And if the Secrecy Bill had been signed into law, then it would be a secret that it’s a secret how many people are allowed to know secrets, and what the minister told the MP, because The Star wouldn’t be allowed to tell you.
You know all those state documents labelled “Confidential” or “Top Secret”?
Well, you can’t know how many government employees are allowed to read them or talk about them over tea or which department they’re in.
But one of them is probably Minister of State Security Siyabonga Cwele, who marks his correspondence “Secret”… Oops, sorry, that might have been a secret.
This is what DA MP David Maynier asked Cwele in Parliament: “How many employees of each specified (a) national, (b) provincial and (c) municipal organ of state have (i) valid and (ii) invalid (aa) Top Secret, (bb) Secret, (cc) Confidential and (dd) Restricted security clearance?”
Parliamentary restrictions on the number of questions an MP may ask in a week meant that Maynier had to send the question in his colleague Francois Rodgers’s name.
The minister responded on a State Security letterhead, a letter itself duly stamped “SECRET”, addressed to Rodgers but sent to Maynier.
“I write to inform you that I have tabled a detailed response to your question with the joint standing committee on intelligence (JSCI) as your question relates to the operations of the State Security Agency,” wrote the minister.
“I have no ‘Secret’ security clearance, so presumably I’m not entitled to read it,” said a bemused Maynier on Monday.
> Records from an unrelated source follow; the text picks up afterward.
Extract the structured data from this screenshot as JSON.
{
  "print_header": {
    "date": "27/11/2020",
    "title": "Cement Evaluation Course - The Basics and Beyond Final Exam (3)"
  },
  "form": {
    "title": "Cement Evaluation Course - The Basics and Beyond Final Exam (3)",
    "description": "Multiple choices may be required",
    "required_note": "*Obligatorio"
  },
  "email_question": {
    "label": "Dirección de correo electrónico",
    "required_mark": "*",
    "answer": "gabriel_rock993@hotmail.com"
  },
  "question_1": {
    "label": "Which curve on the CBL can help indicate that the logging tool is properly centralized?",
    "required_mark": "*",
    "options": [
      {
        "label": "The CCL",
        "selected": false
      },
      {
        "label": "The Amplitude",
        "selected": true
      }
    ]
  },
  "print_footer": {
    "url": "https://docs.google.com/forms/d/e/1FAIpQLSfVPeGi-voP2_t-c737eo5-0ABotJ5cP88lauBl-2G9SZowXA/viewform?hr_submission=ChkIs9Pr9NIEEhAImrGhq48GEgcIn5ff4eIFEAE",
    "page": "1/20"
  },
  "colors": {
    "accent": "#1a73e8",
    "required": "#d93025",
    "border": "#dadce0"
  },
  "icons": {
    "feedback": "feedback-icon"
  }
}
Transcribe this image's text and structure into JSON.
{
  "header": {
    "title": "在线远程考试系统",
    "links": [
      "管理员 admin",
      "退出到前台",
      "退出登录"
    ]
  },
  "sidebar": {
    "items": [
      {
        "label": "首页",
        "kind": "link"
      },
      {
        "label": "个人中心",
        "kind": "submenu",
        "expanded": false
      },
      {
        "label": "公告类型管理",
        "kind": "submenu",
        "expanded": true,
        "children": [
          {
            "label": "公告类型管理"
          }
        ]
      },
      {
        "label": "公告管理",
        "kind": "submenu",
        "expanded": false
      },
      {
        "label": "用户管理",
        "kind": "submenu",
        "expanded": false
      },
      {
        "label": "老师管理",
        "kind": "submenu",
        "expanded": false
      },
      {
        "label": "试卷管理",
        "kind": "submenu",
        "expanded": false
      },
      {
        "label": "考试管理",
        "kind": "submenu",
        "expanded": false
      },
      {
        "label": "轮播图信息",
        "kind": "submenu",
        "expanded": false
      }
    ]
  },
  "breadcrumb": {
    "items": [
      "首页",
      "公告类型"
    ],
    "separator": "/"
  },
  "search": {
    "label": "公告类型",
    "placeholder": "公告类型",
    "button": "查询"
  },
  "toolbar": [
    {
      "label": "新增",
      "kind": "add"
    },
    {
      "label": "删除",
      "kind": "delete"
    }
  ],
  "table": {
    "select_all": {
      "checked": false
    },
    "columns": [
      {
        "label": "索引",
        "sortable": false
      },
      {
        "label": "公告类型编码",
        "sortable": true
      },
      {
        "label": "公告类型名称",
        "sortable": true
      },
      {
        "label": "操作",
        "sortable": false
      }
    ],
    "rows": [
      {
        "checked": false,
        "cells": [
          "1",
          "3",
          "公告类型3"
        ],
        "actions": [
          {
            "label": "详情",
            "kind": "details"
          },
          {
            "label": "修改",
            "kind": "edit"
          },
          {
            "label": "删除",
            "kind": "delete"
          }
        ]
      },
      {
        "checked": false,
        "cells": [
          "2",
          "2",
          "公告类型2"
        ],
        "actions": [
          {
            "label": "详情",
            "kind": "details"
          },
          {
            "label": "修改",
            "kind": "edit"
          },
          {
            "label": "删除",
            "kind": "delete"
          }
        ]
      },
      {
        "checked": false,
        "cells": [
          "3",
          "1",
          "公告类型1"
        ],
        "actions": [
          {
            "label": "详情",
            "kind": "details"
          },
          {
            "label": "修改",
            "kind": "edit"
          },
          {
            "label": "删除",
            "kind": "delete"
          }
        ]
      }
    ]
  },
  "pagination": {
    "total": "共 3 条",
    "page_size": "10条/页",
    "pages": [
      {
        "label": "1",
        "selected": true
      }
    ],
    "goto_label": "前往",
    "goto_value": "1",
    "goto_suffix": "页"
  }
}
But he had already opened it, so he read it anyway.
Cwele’s response to the JSCI will now remain a secret, as that committee’s meetings are closed to the public.
Maynier was unimpressed.
“There is absolutely no reason why information of the total number of Top Secret, Secret and Confidential security clearances should not be in the public domain,” he said.
“The information is clearly not of an operational nature and is disclosed in other democratic countries, such as the US.
“The JSCI is clearly being misused to bury information that should be in the public domain.”